I could ramble on and on about how awesome HL2 is, but instead I’m gonna focus on something that only a few other games in the ENTIRE history of gaming have ever done (Ico’s the only one I can think of, but be sure to add more if I forgot some), add a sidekick that you not only genuinely care about, but is also totally useful, lifelike, and, most importantly, not annoying.
Alyx Vance is, bar none, the greatest character ever created for a video game. Game designers create tons of NPCs, especially female ones. It is so easy to go the cheap route: plenty of T, plenty of A, but, from the get-go, Valve knew they were gonna do something else. Alyx is a pretty girl, mind you, but in a much more restrained, realistic way. She wears normal jeans and has no cleavage, which is, quite frankly, pretty rare in this business (see Naomi Hunter in MGS4 for a blatant example of the opposite). Even so, if you were to go to a Valve message board, you’d most definitely find tons of posters stating how much they love Alyx. How did Valve do that? Quite simply by paying attention to real human emotion and interaction and by hiring amazing voice talent.

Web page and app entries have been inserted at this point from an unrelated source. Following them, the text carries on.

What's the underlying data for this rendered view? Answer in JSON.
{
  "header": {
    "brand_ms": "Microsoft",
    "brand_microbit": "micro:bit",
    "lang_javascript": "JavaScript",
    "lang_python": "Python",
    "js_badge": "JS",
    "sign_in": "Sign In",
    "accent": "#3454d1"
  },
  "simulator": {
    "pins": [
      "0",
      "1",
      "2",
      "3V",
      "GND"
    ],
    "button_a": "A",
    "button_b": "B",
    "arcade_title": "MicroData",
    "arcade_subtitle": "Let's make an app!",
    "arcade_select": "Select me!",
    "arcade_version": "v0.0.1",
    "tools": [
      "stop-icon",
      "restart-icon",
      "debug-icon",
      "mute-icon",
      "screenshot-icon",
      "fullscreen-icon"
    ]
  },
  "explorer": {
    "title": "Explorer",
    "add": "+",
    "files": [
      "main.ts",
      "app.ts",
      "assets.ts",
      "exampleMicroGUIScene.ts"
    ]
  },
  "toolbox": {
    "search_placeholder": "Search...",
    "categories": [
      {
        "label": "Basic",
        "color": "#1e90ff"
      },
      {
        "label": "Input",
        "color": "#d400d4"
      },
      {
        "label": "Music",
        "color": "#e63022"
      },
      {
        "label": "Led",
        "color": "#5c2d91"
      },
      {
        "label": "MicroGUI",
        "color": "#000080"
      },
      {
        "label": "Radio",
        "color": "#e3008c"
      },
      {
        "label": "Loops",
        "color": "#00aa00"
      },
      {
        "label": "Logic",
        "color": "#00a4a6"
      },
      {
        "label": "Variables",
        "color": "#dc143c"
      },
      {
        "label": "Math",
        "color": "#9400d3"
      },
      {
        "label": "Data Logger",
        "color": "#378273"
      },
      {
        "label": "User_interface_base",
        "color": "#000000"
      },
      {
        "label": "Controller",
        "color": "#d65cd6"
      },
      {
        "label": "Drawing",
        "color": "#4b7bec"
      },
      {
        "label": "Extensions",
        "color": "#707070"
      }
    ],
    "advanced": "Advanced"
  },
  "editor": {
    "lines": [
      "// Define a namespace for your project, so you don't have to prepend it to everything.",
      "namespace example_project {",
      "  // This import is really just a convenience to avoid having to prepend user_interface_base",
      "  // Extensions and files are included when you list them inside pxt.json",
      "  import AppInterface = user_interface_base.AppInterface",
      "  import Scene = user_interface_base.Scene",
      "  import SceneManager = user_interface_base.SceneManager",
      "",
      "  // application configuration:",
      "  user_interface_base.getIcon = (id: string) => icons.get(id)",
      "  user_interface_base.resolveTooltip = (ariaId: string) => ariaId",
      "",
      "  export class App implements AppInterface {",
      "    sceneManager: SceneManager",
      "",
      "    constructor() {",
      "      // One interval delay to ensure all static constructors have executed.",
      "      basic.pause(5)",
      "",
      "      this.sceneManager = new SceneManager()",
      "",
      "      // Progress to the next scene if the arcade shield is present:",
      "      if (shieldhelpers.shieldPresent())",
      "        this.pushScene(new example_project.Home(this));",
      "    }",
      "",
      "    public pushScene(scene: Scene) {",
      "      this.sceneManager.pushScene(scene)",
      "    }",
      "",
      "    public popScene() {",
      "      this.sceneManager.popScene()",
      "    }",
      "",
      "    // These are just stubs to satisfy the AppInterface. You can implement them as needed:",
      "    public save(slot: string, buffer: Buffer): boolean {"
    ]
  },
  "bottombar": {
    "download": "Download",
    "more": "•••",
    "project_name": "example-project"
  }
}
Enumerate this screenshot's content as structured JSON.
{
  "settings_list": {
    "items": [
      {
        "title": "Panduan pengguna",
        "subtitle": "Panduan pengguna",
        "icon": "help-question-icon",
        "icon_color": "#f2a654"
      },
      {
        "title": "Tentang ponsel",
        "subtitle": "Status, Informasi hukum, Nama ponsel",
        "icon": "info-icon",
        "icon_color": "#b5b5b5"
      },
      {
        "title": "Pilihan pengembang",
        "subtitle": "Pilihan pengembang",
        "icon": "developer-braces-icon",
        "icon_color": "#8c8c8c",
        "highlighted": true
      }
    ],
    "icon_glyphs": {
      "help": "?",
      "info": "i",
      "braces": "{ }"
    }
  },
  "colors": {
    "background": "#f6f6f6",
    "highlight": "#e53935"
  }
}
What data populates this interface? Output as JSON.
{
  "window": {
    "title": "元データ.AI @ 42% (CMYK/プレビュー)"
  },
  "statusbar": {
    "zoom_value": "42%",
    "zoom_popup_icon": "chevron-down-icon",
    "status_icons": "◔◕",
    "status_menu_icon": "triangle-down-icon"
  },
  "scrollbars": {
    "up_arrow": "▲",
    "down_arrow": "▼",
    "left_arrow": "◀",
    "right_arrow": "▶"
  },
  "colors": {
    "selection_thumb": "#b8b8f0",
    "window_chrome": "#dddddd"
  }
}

Voiced by Merle Dandridge, Alyx is given more than enough life by her voice acting, the way she reacts to situations, the way she urges you forward, and the way she interacts with the other expertly characterized NPCs. When Alyx is scared, you can not only see it in her amazingly animated face, you hear it in her voice. It’s present in abundance, yet it’s also understated. It’s perfect, really. She truly is your companion on your journey (even more so in Episode One).
Half-Life 2 brought life back to PC gaming and the FPS genre for me in such a big way. Never in my wildest dreams as an RPG player would I have imagined that an epic, fun, and good story could be told in that context. It just goes to show you that a masterful game can exist in just about any genre, it just takes talent and like ten years of time and devotion.
Enjoy the haunting opening to HL2 that drew me in right from the get-go:
And that, my devoted readers, is that. Be sure to tune in later this weekend (it may be Sunday instead of Saturday) to see the runner-up for the PC category!